Start of Material for the task
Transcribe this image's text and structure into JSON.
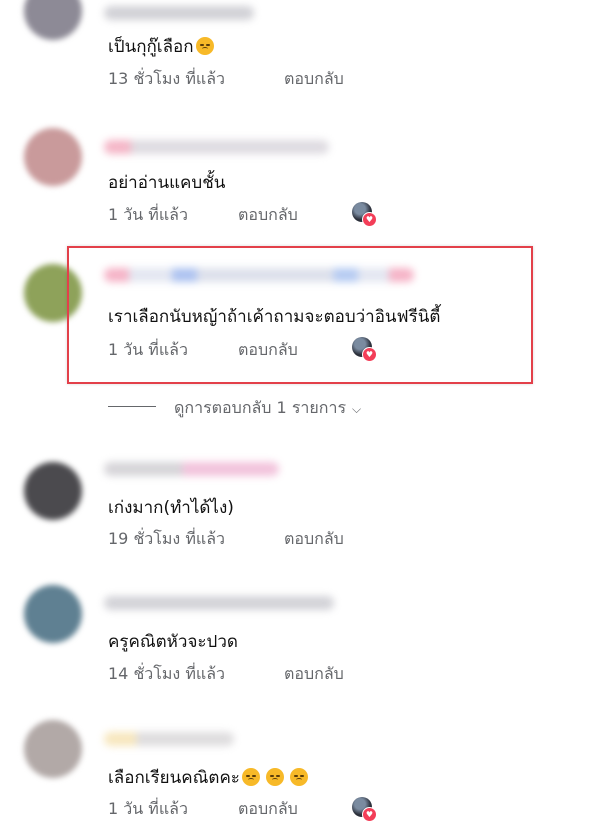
{
  "comments": [
    {
      "text": "เป็นกุกู๊เลือก",
      "time": "13 ชั่วโมง ที่แล้ว",
      "reply": "ตอบกลับ",
      "has_reaction": false,
      "emoji": "sad-face"
    },
    {
      "text": "อย่าอ่านแคบชั้น",
      "time": "1 วัน ที่แล้ว",
      "reply": "ตอบกลับ",
      "has_reaction": true
    },
    {
      "text": "เราเลือกนับหญ้าถ้าเค้าถามจะตอบว่าอินฟรีนิตี้",
      "time": "1 วัน ที่แล้ว",
      "reply": "ตอบกลับ",
      "has_reaction": true,
      "highlighted": true
    },
    {
      "text": "เก่งมาก(ทำได้ไง)",
      "time": "19 ชั่วโมง ที่แล้ว",
      "reply": "ตอบกลับ",
      "has_reaction": false
    },
    {
      "text": "ครูคณิตหัวจะปวด",
      "time": "14 ชั่วโมง ที่แล้ว",
      "reply": "ตอบกลับ",
      "has_reaction": false
    },
    {
      "text": "เลือกเรียนคณิตคะ",
      "time": "1 วัน ที่แล้ว",
      "reply": "ตอบกลับ",
      "has_reaction": true,
      "emoji": "sad-face x3"
    }
  ],
  "view_replies": {
    "label": "ดูการตอบกลับ 1 รายการ"
  },
  "colors": {
    "highlight_border": "#e3404a",
    "meta_text": "#65676b",
    "reaction_heart": "#f33e58"
  }
}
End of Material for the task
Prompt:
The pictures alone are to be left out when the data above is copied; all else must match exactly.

Written answer:
Transcribe this image's text and structure into JSON.
{
  "comments": [
    {
      "text": "เป็นกุกู๊เลือก",
      "time": "13 ชั่วโมง ที่แล้ว",
      "reply": "ตอบกลับ",
      "has_reaction": false,
      "emoji": "sad-face"
    },
    {
      "text": "อย่าอ่านแคบชั้น",
      "time": "1 วัน ที่แล้ว",
      "reply": "ตอบกลับ",
      "has_reaction": true
    },
    {
      "text": "เราเลือกนับหญ้าถ้าเค้าถามจะตอบว่าอินฟรีนิตี้",
      "time": "1 วัน ที่แล้ว",
      "reply": "ตอบกลับ",
      "has_reaction": true,
      "highlighted": true
    },
    {
      "text": "เก่งมาก(ทำได้ไง)",
      "time": "19 ชั่วโมง ที่แล้ว",
      "reply": "ตอบกลับ",
      "has_reaction": false
    },
    {
      "text": "ครูคณิตหัวจะปวด",
      "time": "14 ชั่วโมง ที่แล้ว",
      "reply": "ตอบกลับ",
      "has_reaction": false
    },
    {
      "text": "เลือกเรียนคณิตคะ",
      "time": "1 วัน ที่แล้ว",
      "reply": "ตอบกลับ",
      "has_reaction": true,
      "emoji": "sad-face x3"
    }
  ],
  "view_replies": {
    "label": "ดูการตอบกลับ 1 รายการ"
  },
  "colors": {
    "highlight_border": "#e3404a",
    "meta_text": "#65676b",
    "reaction_heart": "#f33e58"
  }
}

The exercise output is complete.